CF: Both me and Lorenzo are really in love with Coltrane's music, and we decided together to make a tribute to him without saxophone. John Coltrane was a true innovator, his style changed a lot of times during his short career. I really have an admiration for his approach and for his music that sometimes is very complex and very challenging to play.

AAJ: Do you prefer playing challenging music to more simple, groove-based music?

CF: When I have the chance to play difficult music, I like to play it in a very simple way. When the chord changes are difficult and there are not so many connections between them, I like to make very simple melodic lines in order to make the chord changes understandable for the other musicians and for the audience. I really don't like to play difficult stuff in a difficult way, trying to do what I can't do. In this way I feel breathless and tense. On the contrary if I'm playing for example a very fast piece with very difficult changes, the first thing I do is to relax, and play one note at a time, listen to each other and try to do simple things in a good way rather than difficult stuff in a bad way.

AAJ: Do you regard yourself as part of a common jazz tradition? Your music prooves jazz is still alive and growing. How do you think jazz music will develop?

CF: Jazz music is constantly changing, it always has been changing. It is a music that comes from contamination, and it is a blend of different cultures. I think nowadays a lot of people find in jazz a way to communicate. We live in 2014, the world is getting smaller and smaller and thanks to Internet we can discover music from each country of the world.

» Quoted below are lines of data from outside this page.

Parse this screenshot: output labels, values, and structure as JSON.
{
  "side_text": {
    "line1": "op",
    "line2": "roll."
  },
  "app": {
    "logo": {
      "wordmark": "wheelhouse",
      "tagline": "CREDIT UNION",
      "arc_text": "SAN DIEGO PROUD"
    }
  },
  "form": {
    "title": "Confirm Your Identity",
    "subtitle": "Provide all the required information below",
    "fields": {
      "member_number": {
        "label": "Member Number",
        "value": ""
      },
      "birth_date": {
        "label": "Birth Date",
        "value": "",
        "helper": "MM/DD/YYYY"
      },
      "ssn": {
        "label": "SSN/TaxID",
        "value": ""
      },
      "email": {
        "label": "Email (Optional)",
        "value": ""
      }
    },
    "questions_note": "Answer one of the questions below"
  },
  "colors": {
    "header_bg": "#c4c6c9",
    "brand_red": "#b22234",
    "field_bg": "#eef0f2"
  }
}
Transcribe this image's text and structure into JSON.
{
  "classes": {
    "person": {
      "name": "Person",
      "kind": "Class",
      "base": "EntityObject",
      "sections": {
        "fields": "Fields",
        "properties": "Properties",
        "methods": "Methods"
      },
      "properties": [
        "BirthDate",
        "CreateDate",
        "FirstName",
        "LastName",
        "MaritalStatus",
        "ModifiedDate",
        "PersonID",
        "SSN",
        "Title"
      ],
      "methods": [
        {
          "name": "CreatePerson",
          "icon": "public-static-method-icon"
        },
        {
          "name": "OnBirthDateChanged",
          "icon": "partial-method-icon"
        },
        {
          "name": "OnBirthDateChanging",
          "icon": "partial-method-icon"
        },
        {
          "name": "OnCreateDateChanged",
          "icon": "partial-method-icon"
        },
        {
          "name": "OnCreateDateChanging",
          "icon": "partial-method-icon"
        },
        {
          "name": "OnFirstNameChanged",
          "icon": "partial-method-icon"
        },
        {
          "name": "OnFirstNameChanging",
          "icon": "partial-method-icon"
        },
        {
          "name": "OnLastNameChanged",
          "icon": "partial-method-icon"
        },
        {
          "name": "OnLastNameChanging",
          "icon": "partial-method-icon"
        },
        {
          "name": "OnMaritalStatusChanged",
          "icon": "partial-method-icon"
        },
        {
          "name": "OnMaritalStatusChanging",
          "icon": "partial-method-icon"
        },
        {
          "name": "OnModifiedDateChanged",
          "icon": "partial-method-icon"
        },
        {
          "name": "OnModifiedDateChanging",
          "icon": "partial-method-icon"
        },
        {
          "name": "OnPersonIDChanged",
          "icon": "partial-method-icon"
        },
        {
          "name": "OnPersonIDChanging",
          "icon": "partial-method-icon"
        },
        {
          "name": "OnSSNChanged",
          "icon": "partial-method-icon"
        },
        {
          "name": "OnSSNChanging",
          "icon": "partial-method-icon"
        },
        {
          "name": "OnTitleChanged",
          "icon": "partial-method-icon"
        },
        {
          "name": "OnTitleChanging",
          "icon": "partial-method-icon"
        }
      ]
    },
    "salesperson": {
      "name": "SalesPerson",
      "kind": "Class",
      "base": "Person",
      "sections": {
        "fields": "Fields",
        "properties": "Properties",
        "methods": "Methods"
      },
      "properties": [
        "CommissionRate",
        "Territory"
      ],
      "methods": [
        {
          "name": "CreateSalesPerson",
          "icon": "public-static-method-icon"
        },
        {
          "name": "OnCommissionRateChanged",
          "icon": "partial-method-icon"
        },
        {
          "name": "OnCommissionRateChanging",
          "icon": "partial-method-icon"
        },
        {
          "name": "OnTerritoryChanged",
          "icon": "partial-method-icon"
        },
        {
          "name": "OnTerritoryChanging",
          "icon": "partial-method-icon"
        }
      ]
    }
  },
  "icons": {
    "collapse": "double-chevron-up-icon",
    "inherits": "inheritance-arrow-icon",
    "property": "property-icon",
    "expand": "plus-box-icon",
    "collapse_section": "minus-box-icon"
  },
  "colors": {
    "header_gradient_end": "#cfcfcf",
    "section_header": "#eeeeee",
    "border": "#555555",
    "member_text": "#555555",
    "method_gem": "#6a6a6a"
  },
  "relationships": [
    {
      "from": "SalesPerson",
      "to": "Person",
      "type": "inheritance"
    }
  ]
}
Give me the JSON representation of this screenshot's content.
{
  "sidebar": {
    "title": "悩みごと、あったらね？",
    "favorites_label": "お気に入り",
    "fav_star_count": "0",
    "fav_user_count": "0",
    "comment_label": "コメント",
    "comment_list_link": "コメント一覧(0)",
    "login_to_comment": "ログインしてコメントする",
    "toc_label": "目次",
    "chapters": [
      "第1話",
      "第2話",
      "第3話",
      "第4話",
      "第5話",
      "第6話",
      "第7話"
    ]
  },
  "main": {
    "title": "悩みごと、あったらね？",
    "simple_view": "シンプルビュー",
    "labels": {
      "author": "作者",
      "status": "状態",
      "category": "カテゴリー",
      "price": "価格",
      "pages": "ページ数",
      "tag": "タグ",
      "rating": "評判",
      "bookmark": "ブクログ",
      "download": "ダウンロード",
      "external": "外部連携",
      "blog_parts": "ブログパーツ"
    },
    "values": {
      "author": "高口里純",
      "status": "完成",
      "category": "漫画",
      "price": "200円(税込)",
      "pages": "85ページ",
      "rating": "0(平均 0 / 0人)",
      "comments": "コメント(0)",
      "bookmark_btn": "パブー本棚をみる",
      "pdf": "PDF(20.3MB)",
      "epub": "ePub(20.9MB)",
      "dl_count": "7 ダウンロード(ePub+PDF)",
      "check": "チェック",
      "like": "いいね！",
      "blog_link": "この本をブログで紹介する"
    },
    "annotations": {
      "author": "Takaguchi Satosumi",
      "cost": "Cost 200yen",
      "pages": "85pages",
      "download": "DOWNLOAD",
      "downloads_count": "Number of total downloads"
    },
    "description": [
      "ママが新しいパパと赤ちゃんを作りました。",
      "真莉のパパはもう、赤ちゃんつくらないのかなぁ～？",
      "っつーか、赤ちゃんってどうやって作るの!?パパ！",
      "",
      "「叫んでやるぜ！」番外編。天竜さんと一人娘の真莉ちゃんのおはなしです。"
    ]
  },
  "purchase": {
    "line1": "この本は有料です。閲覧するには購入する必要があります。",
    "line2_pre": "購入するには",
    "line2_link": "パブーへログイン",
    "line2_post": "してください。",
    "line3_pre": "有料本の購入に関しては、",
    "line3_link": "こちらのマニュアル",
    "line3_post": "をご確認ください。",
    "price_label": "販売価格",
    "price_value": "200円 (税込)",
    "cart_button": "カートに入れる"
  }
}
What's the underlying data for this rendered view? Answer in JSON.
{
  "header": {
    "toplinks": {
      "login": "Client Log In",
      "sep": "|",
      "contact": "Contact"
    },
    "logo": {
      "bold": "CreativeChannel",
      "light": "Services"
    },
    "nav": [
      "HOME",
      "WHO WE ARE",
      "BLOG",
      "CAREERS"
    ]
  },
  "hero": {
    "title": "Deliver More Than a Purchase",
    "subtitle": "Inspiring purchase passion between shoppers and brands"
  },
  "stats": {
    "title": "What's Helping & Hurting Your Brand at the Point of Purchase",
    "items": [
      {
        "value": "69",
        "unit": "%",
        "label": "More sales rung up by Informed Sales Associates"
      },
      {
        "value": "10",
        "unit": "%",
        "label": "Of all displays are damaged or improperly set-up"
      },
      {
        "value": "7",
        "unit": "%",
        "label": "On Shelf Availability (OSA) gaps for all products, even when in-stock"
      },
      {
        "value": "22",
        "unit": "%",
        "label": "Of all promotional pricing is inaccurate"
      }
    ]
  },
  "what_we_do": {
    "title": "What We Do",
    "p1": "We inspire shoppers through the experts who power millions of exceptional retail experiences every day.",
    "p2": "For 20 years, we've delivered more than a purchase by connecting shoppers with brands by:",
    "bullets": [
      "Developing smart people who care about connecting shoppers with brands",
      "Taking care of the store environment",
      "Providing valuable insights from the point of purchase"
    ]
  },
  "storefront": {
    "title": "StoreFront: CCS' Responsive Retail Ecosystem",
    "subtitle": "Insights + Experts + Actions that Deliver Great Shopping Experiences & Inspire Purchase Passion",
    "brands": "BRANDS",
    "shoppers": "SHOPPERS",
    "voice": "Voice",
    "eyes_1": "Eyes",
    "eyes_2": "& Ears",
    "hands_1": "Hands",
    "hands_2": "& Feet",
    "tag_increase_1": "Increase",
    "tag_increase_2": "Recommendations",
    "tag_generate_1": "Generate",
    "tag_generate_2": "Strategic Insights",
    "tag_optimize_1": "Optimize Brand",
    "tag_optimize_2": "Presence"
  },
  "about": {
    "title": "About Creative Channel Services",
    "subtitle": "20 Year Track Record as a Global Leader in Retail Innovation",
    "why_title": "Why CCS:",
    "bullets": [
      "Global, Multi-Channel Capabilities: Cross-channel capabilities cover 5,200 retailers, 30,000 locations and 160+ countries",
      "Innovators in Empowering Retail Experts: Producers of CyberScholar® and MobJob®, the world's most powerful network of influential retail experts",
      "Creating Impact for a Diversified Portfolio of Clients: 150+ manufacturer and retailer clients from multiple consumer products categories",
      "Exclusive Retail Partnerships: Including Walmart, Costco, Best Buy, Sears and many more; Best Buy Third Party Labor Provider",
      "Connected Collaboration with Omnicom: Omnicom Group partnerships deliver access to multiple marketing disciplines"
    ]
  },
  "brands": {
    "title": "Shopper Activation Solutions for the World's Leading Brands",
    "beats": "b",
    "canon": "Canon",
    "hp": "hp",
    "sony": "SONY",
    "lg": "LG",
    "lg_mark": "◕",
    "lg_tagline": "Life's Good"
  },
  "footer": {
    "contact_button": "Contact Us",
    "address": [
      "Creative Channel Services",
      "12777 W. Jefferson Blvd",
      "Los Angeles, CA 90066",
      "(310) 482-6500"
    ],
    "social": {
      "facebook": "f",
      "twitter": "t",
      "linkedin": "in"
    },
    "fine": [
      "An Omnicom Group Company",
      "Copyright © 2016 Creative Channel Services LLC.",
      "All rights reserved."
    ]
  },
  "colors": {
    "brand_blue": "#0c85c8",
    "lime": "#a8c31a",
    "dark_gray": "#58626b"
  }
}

I could not set a list of people who have contributed in recent years to the growth of our musical heritage, I can only say that fortunately there is so much excitement and so much material to draw from. Despite the hard times for the musical industry, it's a solace that we have thousands of great jazz players in the world that don't care about the commercial part. All they want to do is to play what they feel inside.

AAJ: What projects do you have in store for us?

CF: I'm working on the second CD with Palle Danielsson and Olavi Louhivuori that should be out soon. This CD is called Breathing in Unison" and will be released by Cam Jazz Label. It contains both original compositions of mine and standards. I'm also composing music for a new trio with musicians from Chicago with which it will record a new CD and I will be on tour next April.

AAJ: Are you excited about this project?

CF: I'm really excited about this new project, I hope it will be a new point of departure for a new musical journey and I hope it will last over time.

Post a comment



Shop Amazon


Jazz article: John Clayton: Career Reflections
Jazz article: Chien Chien Lu: On The Right Path
Jazz article: Murray Brothers: A Law Unto Themselves
Jazz article: Zakir Hussain: Making Music, Part 2-2
Jazz article: Norman David: Forty-Year Wizard of The Eleventet
Jazz article: Dave Holland: More Than Just Notes
Jazz article: Steven Feifke: Kinetic


Read Wayne Shorter: An Essential Top Ten Albums
Read John Clayton: Career Reflections
Read Mark Murphy: An Essential Top Ten Albums
Read Fire Music: The Story of Free Jazz
Read Immanuel Wilkins: Omega is Just the Beginning

Get more of a good thing

Our weekly newsletter highlights our top stories and includes your local jazz events calendar.